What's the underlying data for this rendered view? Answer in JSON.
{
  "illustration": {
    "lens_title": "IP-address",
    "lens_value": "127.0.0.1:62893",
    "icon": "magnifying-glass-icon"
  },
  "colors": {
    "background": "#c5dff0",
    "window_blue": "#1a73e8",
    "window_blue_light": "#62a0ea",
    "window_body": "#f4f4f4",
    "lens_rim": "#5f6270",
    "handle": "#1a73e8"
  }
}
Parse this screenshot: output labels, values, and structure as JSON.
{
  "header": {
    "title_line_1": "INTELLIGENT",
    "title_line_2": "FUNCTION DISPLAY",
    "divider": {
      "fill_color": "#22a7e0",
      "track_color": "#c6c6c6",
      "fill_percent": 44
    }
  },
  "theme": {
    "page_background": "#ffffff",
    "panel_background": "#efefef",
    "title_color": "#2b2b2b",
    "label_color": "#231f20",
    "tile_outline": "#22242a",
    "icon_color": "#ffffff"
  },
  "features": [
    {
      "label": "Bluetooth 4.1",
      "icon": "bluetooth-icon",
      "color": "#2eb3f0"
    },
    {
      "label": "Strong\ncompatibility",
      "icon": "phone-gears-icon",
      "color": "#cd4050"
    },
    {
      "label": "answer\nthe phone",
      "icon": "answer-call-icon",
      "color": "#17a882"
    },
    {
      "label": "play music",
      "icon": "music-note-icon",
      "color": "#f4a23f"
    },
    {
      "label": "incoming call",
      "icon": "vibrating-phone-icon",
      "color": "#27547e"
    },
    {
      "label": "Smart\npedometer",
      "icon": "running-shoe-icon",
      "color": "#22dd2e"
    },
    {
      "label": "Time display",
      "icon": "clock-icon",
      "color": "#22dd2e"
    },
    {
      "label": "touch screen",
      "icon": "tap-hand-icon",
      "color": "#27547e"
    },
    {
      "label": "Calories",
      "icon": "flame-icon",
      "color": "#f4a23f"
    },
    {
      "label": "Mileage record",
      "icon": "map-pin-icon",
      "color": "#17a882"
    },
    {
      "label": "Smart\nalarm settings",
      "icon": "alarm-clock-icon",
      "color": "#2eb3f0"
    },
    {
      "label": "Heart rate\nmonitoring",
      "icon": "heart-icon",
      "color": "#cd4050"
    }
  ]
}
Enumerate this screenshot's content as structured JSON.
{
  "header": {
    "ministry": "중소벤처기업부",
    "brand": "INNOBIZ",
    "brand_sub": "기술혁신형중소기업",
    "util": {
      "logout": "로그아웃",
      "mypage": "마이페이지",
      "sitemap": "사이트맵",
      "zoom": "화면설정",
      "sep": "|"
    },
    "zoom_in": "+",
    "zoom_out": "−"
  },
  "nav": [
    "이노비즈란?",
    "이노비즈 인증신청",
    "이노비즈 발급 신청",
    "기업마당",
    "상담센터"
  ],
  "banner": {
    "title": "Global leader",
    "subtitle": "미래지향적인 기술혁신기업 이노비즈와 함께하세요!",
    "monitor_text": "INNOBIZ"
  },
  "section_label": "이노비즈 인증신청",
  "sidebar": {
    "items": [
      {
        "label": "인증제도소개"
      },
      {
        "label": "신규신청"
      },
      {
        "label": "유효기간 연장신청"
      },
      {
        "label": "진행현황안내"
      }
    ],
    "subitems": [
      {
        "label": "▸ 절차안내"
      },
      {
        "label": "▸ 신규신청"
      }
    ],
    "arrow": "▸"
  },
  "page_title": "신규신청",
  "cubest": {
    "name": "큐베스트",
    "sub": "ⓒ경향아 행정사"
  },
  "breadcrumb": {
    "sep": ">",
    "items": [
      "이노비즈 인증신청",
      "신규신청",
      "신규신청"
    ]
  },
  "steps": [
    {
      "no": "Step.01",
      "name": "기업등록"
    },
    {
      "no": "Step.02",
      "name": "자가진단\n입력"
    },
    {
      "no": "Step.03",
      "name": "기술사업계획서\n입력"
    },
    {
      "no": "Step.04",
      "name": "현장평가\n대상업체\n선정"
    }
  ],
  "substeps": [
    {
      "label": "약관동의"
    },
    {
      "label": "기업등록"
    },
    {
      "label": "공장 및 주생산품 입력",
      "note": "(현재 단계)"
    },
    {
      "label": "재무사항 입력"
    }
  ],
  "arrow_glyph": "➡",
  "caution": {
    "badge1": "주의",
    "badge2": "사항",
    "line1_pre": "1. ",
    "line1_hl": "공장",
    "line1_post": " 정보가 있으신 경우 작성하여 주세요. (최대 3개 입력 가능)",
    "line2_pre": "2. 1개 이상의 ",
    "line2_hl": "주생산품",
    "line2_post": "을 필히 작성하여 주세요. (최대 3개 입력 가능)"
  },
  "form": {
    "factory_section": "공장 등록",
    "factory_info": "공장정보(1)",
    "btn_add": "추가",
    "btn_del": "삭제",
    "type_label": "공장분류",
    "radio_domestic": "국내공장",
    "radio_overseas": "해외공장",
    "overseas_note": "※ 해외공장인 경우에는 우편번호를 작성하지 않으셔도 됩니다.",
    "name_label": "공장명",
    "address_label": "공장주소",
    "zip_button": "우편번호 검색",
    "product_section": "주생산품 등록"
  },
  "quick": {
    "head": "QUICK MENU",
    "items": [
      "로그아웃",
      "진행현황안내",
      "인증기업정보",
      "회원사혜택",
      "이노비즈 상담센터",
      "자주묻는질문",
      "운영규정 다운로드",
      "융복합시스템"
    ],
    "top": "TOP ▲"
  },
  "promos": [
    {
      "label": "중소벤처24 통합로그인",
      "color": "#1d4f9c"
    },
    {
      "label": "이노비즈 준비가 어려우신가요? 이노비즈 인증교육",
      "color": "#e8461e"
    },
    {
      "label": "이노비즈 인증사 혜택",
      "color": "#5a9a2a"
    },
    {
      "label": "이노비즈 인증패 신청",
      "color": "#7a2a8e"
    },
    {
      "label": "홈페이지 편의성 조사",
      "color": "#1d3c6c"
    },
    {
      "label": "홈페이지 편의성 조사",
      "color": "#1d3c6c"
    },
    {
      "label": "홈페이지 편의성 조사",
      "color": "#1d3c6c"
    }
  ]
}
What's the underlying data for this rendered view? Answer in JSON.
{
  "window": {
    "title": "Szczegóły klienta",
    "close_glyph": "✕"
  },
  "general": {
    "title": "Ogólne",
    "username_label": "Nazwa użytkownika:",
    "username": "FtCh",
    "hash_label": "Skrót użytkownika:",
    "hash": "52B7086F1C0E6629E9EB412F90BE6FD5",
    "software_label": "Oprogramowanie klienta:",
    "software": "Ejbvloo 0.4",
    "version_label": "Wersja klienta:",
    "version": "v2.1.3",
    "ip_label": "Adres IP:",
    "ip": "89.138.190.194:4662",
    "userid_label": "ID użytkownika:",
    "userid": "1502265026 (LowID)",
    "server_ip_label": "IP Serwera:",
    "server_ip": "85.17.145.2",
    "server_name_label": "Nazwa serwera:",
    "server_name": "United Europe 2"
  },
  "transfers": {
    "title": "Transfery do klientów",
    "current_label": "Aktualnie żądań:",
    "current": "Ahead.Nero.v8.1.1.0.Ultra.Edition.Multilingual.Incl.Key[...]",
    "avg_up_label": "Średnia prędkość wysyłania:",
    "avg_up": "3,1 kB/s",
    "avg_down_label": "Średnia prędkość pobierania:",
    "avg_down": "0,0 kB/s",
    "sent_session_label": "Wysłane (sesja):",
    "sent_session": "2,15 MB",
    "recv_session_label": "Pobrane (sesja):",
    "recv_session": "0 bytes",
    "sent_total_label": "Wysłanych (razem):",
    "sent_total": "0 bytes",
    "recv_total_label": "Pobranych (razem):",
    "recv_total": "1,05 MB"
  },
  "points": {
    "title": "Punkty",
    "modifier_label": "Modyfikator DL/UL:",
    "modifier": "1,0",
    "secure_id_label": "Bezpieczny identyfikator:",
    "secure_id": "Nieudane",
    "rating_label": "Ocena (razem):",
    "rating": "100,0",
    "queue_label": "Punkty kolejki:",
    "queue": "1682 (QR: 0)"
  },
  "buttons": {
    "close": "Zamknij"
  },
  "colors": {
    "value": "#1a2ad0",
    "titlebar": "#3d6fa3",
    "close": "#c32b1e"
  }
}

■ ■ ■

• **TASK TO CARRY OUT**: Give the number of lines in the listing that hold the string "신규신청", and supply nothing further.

• **YOUR SOLUTION**: 5